*** DATA IN THIS EXERCISE
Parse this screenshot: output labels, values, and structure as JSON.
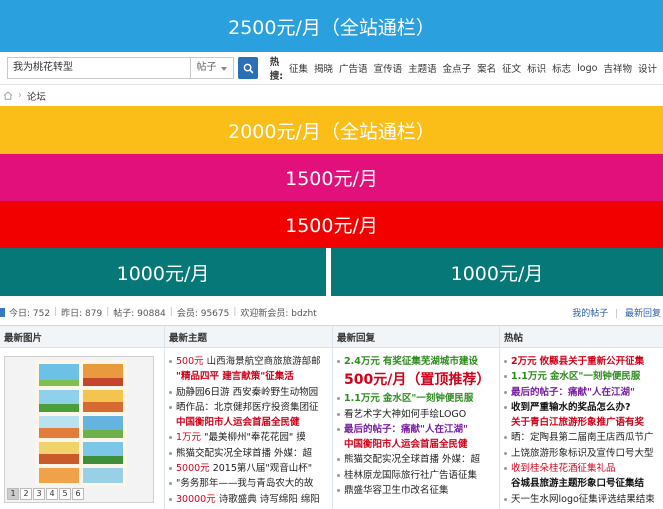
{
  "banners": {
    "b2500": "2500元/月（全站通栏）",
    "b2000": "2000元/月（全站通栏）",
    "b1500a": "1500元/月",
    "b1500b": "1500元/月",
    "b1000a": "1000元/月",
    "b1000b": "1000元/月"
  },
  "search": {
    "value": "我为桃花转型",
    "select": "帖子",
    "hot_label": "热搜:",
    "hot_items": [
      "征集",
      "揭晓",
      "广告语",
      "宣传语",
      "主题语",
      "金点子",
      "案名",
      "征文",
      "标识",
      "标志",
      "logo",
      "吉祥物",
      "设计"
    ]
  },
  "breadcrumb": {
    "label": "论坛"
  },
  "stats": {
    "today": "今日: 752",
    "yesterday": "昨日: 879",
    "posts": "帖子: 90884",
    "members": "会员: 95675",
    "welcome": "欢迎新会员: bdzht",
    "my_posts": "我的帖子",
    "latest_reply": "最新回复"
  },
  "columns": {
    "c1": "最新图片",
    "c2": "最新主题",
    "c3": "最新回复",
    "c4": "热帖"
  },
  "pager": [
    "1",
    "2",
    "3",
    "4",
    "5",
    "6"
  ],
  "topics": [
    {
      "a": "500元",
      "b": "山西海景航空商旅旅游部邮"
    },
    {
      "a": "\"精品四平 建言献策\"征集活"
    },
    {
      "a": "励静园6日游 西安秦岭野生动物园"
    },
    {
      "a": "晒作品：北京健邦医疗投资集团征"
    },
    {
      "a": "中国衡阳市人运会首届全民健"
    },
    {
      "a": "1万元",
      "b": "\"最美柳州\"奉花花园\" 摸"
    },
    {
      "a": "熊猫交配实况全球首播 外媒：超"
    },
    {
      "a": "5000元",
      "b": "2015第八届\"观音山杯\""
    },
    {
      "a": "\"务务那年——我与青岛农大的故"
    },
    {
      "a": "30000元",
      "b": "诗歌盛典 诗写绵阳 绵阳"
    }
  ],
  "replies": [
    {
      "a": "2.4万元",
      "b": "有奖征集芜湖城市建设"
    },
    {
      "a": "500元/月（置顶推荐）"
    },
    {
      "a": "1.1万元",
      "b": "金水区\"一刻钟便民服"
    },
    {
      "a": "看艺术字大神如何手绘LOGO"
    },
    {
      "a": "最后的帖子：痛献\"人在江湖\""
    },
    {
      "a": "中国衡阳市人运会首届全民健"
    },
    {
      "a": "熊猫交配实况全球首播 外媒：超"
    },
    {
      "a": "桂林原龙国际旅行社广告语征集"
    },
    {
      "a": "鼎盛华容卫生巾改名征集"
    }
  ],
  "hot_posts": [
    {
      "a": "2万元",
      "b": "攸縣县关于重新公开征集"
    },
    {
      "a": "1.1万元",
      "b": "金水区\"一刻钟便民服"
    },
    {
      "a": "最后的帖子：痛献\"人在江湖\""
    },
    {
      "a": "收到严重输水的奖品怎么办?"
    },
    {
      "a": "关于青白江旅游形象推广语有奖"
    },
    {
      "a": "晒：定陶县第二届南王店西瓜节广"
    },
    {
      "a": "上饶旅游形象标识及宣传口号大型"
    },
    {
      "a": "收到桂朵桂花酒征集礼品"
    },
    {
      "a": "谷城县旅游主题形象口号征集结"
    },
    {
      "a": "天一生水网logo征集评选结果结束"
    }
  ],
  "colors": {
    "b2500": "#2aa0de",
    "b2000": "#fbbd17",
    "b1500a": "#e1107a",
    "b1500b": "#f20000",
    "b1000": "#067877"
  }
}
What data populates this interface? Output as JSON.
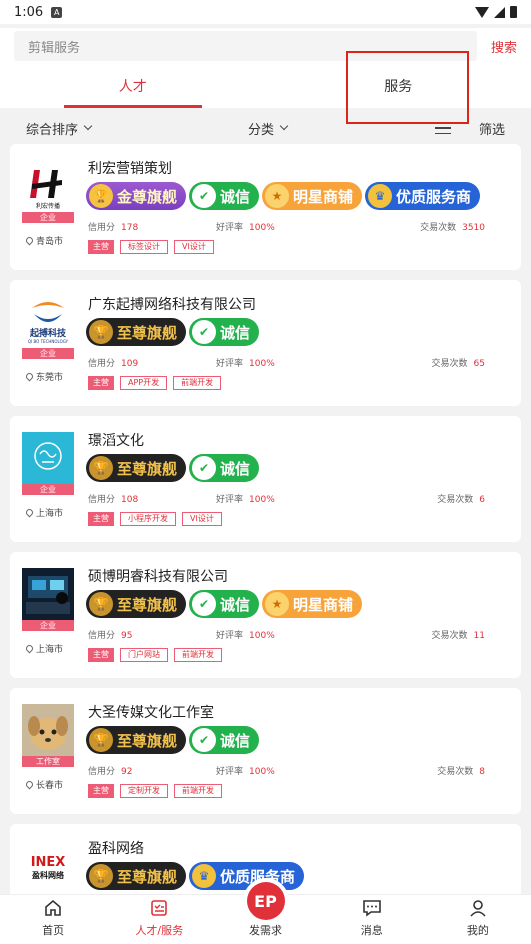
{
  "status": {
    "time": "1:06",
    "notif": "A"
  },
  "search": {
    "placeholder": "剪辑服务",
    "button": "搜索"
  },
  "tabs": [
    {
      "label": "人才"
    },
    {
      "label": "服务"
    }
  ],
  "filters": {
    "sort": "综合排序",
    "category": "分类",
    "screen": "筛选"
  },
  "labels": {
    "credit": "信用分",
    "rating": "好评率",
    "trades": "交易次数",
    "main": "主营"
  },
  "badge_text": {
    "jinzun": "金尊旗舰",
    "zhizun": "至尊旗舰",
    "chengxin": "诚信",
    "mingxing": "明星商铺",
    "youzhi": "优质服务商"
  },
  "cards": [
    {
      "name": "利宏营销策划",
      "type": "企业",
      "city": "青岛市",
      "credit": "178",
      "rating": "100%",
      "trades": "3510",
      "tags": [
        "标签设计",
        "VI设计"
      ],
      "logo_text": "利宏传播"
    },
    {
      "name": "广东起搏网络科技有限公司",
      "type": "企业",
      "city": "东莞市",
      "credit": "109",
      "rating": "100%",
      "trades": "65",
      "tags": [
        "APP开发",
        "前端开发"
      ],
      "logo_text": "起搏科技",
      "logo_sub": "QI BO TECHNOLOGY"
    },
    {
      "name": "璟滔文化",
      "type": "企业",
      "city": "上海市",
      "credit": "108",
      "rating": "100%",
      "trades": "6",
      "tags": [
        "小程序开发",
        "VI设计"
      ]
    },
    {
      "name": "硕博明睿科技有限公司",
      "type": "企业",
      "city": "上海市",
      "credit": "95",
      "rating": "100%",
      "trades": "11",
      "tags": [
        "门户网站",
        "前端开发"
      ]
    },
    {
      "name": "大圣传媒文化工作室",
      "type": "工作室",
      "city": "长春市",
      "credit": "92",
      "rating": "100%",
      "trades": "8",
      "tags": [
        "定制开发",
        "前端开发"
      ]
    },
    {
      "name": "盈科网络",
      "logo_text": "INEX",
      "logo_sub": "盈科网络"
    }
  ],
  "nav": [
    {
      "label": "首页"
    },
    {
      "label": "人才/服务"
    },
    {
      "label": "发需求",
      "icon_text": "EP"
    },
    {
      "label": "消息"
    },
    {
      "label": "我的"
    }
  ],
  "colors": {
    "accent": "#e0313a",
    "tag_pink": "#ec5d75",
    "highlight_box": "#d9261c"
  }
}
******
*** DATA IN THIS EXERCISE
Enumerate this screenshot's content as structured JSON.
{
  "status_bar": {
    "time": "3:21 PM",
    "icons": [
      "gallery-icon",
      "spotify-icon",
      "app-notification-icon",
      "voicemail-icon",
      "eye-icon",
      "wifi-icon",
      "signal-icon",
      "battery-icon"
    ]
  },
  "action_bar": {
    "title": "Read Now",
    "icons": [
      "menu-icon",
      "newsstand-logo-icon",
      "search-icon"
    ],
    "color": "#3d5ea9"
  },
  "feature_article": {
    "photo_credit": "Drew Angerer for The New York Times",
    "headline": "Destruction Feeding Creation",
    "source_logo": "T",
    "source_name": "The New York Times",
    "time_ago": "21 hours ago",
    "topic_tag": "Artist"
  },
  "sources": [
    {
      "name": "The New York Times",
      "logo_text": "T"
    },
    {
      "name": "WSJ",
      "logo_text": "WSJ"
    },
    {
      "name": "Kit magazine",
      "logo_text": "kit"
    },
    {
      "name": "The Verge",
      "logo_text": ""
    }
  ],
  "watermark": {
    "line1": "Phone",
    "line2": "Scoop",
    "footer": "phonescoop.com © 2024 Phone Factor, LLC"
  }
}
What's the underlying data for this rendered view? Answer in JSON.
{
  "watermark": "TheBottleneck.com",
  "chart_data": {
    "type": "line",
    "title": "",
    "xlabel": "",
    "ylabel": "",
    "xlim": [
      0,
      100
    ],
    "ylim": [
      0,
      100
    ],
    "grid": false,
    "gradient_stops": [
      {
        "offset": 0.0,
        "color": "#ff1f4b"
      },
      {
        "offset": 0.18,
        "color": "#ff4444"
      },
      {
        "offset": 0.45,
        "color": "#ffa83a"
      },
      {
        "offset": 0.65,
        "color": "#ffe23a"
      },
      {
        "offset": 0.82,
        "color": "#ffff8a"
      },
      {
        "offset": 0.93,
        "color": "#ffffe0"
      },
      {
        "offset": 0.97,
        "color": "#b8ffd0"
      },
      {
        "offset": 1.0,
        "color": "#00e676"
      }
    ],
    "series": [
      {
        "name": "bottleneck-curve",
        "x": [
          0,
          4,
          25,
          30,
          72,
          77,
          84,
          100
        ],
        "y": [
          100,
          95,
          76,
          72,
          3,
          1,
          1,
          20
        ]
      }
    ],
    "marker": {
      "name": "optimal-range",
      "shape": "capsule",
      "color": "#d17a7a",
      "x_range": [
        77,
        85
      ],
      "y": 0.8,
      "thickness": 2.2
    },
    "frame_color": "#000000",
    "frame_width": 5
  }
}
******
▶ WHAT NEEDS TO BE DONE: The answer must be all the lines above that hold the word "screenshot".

▶ SOLUTION FOR THIS EXERCISE:
Parse this screenshot: output labels, values, and structure as JSON.
Enumerate this screenshot's content as structured JSON.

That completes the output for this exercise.